Once I finally gathered the courage and dove in, I would never be the same: “It only takes a half minute or so and I’m willingly giving myself to the water and it is giving itself to me.” Soon after that first dive, the boyfriend faded into history, but the lakes came into the eternal present of my life. In all of my western travels and in all of the western places I’ve lived, I’ve been a promiscuous lake lover, dropping into each at the slightest wink of sunlight on water.

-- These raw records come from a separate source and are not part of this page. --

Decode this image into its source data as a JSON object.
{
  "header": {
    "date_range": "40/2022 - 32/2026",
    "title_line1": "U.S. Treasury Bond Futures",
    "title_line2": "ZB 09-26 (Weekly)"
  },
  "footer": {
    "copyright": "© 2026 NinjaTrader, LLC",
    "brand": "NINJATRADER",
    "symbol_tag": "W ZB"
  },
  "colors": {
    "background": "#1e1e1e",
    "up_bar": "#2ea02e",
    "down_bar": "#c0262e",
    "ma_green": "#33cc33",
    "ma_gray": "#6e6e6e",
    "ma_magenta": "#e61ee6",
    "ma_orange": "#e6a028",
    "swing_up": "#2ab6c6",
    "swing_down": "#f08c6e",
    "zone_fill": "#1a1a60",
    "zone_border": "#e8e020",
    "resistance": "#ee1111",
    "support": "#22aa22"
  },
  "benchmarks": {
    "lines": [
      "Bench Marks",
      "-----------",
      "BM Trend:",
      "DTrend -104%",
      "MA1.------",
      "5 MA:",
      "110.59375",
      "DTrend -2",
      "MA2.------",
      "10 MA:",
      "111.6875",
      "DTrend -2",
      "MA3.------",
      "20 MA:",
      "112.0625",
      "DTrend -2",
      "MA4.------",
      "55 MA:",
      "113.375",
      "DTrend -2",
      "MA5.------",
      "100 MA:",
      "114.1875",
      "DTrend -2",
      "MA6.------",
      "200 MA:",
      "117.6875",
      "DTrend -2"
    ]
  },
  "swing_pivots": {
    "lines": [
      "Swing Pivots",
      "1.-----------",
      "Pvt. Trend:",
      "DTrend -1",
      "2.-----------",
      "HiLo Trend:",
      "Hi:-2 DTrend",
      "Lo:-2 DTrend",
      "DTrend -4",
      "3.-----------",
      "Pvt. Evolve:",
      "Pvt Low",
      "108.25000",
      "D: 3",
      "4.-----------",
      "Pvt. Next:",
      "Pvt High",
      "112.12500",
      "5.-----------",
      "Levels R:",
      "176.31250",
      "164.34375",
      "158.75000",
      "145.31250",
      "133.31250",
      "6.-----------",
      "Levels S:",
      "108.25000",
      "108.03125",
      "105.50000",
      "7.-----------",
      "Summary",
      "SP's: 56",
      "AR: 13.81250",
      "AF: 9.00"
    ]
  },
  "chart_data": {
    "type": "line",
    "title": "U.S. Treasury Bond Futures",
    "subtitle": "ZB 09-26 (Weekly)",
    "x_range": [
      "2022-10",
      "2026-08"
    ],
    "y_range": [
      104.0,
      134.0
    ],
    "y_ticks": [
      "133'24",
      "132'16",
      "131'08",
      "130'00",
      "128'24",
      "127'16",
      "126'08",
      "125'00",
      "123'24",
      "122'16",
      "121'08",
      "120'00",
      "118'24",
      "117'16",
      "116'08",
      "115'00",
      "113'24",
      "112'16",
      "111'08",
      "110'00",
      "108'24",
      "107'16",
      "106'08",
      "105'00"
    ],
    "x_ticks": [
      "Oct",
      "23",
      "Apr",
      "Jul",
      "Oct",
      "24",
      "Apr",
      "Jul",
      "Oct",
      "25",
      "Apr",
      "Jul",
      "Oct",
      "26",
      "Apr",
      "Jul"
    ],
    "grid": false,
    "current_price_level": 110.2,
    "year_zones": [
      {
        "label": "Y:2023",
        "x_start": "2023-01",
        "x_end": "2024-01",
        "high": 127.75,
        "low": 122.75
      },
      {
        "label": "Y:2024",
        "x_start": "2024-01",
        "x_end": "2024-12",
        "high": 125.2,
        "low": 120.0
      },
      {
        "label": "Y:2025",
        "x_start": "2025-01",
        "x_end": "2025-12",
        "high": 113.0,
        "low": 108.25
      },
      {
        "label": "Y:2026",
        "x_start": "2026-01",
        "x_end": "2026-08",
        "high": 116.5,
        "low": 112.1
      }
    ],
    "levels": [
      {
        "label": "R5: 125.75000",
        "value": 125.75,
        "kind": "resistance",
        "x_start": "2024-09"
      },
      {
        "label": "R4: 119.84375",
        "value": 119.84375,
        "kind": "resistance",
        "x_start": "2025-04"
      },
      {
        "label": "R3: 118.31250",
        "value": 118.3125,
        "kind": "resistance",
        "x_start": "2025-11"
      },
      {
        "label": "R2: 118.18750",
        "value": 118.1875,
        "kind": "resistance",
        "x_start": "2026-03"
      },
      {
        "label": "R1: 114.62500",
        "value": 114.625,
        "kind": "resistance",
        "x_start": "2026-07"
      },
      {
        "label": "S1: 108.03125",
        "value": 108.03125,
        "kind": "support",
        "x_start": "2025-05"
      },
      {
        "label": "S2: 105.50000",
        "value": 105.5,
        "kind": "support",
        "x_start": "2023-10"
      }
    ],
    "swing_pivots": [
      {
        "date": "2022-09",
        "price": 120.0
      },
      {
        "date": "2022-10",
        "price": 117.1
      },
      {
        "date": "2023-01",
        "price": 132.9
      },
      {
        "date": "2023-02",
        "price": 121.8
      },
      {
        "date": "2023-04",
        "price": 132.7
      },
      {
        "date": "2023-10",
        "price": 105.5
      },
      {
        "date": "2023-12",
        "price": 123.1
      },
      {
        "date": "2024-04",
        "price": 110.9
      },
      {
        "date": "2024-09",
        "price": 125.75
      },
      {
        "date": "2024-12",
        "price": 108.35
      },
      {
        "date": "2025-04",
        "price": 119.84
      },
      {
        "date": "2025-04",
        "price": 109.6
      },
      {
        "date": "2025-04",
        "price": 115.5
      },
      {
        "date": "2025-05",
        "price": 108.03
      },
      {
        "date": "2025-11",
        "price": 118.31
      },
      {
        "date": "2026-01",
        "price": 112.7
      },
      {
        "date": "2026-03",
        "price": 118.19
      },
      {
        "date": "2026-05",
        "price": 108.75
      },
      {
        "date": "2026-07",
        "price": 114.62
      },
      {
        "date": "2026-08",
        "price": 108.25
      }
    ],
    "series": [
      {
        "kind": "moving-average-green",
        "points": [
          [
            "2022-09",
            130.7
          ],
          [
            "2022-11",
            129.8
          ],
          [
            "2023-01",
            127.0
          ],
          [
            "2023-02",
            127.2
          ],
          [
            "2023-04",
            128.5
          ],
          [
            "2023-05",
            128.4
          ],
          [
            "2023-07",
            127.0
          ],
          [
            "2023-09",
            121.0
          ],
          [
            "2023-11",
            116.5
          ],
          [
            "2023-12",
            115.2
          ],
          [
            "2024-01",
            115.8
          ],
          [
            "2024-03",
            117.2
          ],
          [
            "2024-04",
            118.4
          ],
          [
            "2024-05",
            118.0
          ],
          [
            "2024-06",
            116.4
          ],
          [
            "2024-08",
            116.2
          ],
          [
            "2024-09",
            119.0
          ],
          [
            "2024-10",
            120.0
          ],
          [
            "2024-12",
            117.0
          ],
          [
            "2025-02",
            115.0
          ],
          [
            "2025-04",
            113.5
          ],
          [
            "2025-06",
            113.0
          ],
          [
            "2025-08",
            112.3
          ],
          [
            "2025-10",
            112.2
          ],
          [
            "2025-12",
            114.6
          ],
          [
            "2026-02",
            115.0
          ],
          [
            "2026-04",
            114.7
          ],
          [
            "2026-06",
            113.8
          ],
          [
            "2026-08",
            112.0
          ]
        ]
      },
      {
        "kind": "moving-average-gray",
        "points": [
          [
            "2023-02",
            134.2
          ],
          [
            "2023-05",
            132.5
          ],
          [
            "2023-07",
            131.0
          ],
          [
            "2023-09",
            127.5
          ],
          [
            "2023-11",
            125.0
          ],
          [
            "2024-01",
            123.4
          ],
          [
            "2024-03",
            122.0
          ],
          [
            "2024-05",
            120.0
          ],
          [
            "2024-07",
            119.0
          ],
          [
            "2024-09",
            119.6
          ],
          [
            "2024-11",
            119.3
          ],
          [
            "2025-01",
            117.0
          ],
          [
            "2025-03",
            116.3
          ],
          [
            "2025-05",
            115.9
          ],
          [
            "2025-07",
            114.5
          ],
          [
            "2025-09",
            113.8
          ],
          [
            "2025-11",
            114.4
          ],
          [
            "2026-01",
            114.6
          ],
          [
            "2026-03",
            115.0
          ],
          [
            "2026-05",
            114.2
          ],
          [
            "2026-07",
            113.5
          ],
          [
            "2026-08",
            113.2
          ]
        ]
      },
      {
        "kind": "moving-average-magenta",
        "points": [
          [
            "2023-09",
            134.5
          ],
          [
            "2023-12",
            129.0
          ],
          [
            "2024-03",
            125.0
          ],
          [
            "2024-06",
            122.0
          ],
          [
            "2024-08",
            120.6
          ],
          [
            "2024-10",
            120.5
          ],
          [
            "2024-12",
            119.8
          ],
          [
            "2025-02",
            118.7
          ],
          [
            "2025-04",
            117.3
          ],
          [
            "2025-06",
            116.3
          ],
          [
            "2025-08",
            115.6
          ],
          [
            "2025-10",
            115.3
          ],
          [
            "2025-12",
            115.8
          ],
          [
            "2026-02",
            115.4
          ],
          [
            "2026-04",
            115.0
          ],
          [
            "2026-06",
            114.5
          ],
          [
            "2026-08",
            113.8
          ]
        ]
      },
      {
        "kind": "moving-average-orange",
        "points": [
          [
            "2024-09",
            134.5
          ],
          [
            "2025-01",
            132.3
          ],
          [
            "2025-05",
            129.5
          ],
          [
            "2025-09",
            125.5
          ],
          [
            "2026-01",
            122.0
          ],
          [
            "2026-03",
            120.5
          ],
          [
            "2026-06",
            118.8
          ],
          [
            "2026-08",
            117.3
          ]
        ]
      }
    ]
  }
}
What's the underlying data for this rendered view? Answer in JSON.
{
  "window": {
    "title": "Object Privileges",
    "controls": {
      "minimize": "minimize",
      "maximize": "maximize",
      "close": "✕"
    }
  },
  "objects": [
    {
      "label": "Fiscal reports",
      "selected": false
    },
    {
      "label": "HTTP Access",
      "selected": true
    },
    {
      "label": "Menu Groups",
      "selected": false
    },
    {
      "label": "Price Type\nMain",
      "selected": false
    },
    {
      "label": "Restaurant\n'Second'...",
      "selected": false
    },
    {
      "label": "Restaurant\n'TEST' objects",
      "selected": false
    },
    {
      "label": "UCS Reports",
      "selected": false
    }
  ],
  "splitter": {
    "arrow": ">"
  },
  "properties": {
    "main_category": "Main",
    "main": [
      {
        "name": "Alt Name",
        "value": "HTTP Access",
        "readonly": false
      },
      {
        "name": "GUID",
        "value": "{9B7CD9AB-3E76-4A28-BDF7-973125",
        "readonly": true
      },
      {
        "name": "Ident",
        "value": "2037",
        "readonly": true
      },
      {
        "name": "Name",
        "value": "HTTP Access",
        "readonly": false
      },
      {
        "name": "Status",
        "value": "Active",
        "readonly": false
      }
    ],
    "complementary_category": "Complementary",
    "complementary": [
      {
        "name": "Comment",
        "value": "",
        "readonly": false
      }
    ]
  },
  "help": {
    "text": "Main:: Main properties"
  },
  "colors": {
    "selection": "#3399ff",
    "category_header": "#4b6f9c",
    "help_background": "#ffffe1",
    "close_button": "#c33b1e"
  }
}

By the time I found myself back in Kansas in my thirty-fifth year, stuck due to my own poor choice in a husband, who had vanished soon after he returned me, pregnant and chagrined, to my parents’ doorstep, I had become an inveterate lake swimmer. The thought of a summer without a lake nearby bothered me so much that I attempted to swim in my father’s tail-water pit—a bulldozed hole in the ground that collected runoff from his surrounding flood-irrigated fields. This was an unsatisfactory experience, to say the least.

It became my job during those years back home to get up early each morning, plunk my baby son in his car seat, and drive one of the farm pickups out to my father’s corn and soybean fields, where I would walk along the irrigation pipes, knocking open the pipe gates and changing the sets. The water would pour out with such force that when I sliced my hand through it, I had to brace myself lest it threw my arm back and dislocated my shoulder. That’s how much water we were pouring onto our fields—one-thousand gallons per minute out of five wells twenty-four hours a day throughout much of the summer. Two-hundred million gallons per growing season. And we were just one of several thousand High Plains farmers. I knew the water wouldn’t last forever, I knew it was wrong, and I knew I was betraying my first love. The giver of life and joy. Water.

Seminoe 2004 015

Aquifer Plays Critical Role in Pulling Farmers Through Drought

In this WBUR 90.9 FM story by Harvest Public Media reporter Luke Runyon, farmers explain why the current High Plains drought has not caused nearly as much havoc as the 1930s drought, although this drought is actually worse. Modern farming methods are to thank, and of course, the Ogallala Aquifer. But the aquifer is dwindling and won’t save farmers for long, unless changes are made to federal farm and ethanol policies. Those policies encourage farmers to grow corn, the thirstiest crop of all. And guess who we feed it to: Not humans, but cars and cows.

Judge Advises Texans to Learn From Their Past

Here’s a very intelligent and informative guest editorial in the Austin American-Statesman by Paul Pape – Bastrop County Judge advising that Texans learn from their past depleting the Ogallala Aquifer and not make the same mistake again. Other aquifers are now being mined and even sold off to cities: In this case to Austin in a 3 billion dollar water supply project that will enrich the corporate water developer, Blue Water Systems, and impoverish the ecosystem and future inhabitants of @Burleson County, where the water will be pumped.